Place the flours, sugar, and salt in a large bowl, and whisk together. Cut the butter into one-inch pieces and add to the bowl. Using your hands or a pastry cutter, work the butter into the flour until it is the size of small peas. Add 1/4 cup of the ice water to the flour mixture, and mix together with a spatula just to moisten the flour. The dough needs to come together in one lump, with a few small, shaggy pieces. If the dough is too dry to come together, add ice water 1 tablespoon at a time until it is ready.
Flour your work space, and transfer the dough to it. Fraisage the dough.
to fraisage the dough
[also, a You Tube video here]
Turn out the dough onto a lightly floured work surface and gather into a rectangular shaped pile. Use the heel of your hand to smear the dough against the work surface. Continue to smear until all the dough has been worked. Gather into a pile again, and repeat. Separate the dough into two equal pieces, wrap each piece in plastic and chill for one hour [or up to 3 days]
to assemble and bake

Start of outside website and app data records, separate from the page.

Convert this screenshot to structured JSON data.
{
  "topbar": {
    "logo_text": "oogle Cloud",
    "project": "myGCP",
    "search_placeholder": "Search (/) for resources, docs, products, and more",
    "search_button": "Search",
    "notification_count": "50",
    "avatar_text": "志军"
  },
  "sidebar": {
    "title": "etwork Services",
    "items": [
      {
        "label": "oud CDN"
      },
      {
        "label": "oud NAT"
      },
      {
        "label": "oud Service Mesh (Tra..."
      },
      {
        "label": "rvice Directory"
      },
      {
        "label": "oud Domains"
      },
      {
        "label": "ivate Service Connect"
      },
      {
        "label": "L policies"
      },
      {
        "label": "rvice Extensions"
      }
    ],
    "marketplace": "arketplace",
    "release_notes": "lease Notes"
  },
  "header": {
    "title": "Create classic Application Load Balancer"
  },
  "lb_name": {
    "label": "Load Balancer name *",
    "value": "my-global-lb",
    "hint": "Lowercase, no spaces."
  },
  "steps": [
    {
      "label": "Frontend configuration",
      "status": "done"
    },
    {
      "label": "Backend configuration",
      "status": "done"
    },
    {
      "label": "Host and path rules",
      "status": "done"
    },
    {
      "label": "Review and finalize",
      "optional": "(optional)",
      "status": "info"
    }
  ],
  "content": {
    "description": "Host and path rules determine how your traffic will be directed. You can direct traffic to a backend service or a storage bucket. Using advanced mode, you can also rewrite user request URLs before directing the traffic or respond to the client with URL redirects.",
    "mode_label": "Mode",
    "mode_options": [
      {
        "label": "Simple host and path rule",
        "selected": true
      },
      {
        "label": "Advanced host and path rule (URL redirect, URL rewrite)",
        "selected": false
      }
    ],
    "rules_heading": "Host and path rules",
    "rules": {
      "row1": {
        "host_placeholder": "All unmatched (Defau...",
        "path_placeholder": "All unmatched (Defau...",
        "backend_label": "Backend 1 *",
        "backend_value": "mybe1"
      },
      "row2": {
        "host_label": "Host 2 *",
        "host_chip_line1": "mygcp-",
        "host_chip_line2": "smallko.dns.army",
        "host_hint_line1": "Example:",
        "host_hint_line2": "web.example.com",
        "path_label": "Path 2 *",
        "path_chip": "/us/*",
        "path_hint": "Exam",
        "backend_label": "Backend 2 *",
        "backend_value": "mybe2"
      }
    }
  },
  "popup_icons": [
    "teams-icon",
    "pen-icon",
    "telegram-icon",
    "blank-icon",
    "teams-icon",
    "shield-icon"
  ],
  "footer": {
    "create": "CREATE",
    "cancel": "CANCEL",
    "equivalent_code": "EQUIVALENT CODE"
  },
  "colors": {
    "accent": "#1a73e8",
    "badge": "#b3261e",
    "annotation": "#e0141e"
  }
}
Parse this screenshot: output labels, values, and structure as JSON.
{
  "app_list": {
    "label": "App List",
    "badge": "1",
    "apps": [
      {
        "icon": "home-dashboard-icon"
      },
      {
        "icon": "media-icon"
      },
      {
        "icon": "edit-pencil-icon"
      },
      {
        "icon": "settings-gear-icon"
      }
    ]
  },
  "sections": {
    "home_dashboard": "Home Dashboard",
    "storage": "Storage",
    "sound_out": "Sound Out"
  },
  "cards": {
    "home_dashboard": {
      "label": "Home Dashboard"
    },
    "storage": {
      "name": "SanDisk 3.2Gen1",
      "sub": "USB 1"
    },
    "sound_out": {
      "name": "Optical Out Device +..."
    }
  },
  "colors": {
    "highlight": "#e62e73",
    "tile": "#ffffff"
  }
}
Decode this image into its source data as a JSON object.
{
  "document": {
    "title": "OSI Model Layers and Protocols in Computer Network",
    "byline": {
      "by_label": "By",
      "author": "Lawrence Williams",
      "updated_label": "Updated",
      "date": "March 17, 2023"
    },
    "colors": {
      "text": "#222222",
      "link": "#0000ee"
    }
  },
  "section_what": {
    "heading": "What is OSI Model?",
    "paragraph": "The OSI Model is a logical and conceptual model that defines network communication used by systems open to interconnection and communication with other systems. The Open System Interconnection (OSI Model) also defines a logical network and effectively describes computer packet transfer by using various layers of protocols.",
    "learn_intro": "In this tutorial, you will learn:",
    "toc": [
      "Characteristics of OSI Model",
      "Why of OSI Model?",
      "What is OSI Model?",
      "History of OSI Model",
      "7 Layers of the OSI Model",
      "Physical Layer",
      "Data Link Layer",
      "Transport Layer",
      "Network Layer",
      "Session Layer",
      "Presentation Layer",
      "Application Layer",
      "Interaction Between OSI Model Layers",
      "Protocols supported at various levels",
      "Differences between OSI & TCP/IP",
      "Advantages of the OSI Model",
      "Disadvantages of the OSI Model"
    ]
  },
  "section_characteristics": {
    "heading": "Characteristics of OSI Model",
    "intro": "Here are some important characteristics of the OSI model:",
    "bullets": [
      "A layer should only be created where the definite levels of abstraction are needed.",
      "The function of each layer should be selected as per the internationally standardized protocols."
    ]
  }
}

Preheat your oven to 350 and line two baking sheets with parchment. Roll out the chilled dough into a 1/4 inch-thick round. Using a biscuit cutter (I used a 2 inch cutter), cut out rounds and place them on the baking sheets. Bake the rounds for 6-7 minutes, just until the dough starts to brown (it should be very light) and starts to puff up. Remove from the oven and let cool slightly. Top each round with a teaspoon of the goat cheese spread, and then top each one with a sliced beet, pressing the beet down gently into the spread. Bake 8-10 minutes more, until the pastry edges are light golden brown. Place sheet pans on a wire rack to cool, and then drizzle each round lightly with honey.